Demonstrating his failure to fight corruption, the IMF froze the package in April 2017 after Poroshenko fell behind implementing required anti-corruption measures (Williams and Zinets).

Further hurting his popularity, Poroshenko’s “name popped up in the Panama Papers,” leveling him with other corrupt officials worldwide (Langley). A billionaire who made his fortune off of confectionaries, Poroshenko failed to sell his confectionary business as he promised to in 2014, instead handing it off to a Swiss “blind trust” in 2017 (Grystenko).

On March 2, Poroshenko was seen walking on “Odesa’s seafront in the company of Odesa Mayor Hennadiy Trukhanov, who opposed the EuroMaidan Revolution,” and is “under criminal investigation for embezzlement” (Grystenko). Compromising Poroshenko’s anti-Russia, anti-corruption values, walking with Trukhanov was likely an attempt to win votes in Russia’s eastern region, where Poroshenko is massively behind in the polls.

Poroshenko, the incumbent candidate for Ukraine’s March 31 election, is unlikely to win after failing to deliver on anti-corruption promises and end the war in the Donbas. Source:


As recent polls show, it is highly unlikely Poroshenko will win Ukraine’s upcoming election. Ukrainians are dissatisfied with his failure to deliver anti-corruption reforms and a pro-Ukraine victory in the Donbas. If Poroshenko does win, Ukraine’s future growth will stagnate and the country will fall behind on the path to a much-desired EU membership. This bleak future is why Ukrainian voters are rejecting Poroshenko and looking to the brighter possibilities and promises offered by Tymoshenko and Zelenskiy.

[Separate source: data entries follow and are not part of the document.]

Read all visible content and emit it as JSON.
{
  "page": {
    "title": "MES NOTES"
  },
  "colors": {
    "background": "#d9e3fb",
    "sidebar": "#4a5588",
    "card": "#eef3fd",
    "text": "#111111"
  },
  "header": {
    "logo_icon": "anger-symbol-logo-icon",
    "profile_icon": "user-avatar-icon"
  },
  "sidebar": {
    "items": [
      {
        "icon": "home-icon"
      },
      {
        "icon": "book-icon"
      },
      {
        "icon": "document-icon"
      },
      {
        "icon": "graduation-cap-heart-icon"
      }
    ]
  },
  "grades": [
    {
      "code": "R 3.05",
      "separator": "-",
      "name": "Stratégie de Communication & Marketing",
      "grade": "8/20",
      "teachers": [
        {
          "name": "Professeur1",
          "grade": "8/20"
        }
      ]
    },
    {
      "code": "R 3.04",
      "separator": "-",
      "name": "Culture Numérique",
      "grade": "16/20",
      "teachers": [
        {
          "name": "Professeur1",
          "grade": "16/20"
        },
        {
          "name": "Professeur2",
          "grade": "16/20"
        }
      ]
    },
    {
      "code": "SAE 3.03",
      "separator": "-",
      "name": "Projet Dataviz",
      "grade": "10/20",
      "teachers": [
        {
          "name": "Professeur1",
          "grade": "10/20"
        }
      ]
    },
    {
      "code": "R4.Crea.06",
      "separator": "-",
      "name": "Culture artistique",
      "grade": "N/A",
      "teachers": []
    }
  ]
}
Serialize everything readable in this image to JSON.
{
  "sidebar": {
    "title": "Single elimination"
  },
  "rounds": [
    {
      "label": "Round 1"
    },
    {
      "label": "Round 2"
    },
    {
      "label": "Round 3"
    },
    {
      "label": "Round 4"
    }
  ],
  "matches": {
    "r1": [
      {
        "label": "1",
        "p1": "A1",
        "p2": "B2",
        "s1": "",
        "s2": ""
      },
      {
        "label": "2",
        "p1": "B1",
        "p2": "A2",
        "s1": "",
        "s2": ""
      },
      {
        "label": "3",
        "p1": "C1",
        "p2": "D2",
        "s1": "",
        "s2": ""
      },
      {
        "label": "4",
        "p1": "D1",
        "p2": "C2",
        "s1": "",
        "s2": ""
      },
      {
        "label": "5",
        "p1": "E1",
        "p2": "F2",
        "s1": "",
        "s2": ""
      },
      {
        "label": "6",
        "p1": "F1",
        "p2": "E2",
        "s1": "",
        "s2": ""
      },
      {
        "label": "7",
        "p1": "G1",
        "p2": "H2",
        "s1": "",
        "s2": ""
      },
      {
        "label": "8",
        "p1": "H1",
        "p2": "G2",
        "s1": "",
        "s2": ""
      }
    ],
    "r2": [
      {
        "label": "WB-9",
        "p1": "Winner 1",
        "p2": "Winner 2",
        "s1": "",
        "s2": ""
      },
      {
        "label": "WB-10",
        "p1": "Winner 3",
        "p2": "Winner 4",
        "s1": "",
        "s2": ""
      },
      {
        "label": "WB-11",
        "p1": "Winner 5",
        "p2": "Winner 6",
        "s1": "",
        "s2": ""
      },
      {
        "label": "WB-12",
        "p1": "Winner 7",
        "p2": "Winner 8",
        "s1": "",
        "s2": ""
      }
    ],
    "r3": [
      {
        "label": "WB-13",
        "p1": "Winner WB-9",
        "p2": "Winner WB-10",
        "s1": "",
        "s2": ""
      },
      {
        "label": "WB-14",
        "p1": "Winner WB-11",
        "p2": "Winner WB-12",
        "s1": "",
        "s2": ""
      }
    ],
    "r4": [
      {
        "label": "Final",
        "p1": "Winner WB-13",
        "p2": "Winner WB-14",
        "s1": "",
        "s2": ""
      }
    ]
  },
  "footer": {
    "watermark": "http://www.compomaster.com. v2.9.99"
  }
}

Grytsenko, Oksana. 2019. “Not So Easy This Time: Poroshenko fights for his political life on March 31.” March 15. Kyiv Post.

Interfax-Ukraine. 2019. “Poll: Zelenskiy, Tymoshenko, Poroshenko lead among presidential candidates.” March 19. Kyiv Post.

Kudelia, Sergiy. 2019. “Ukraine’s 2019 Election: the End of Ideology and the Last Comedian.” March 20. PONARS Eurasia.

Langley, Andrew. 2019. “Legacy of Ukraine Revolution Rides on March Election: QuickTake.” March 8. Washington Post.

Talant, Bermet. 2019. “Poroshenko promises to regain Crimea – after election.” March 18. Kyiv Post.

Turak, Natasha. 2018. “Ukraine passes crucial vote to unlock financial lifeline, but the IMF has yet to approve it.” June 7. CNBC.

Williams, Matthias and Natalia Zinets. 2018. “UPDATE 1-IMF approves $3.9 bln loan program for Ukraine – Ukraine president.” December 18. CNBC.–ukraine-president.html.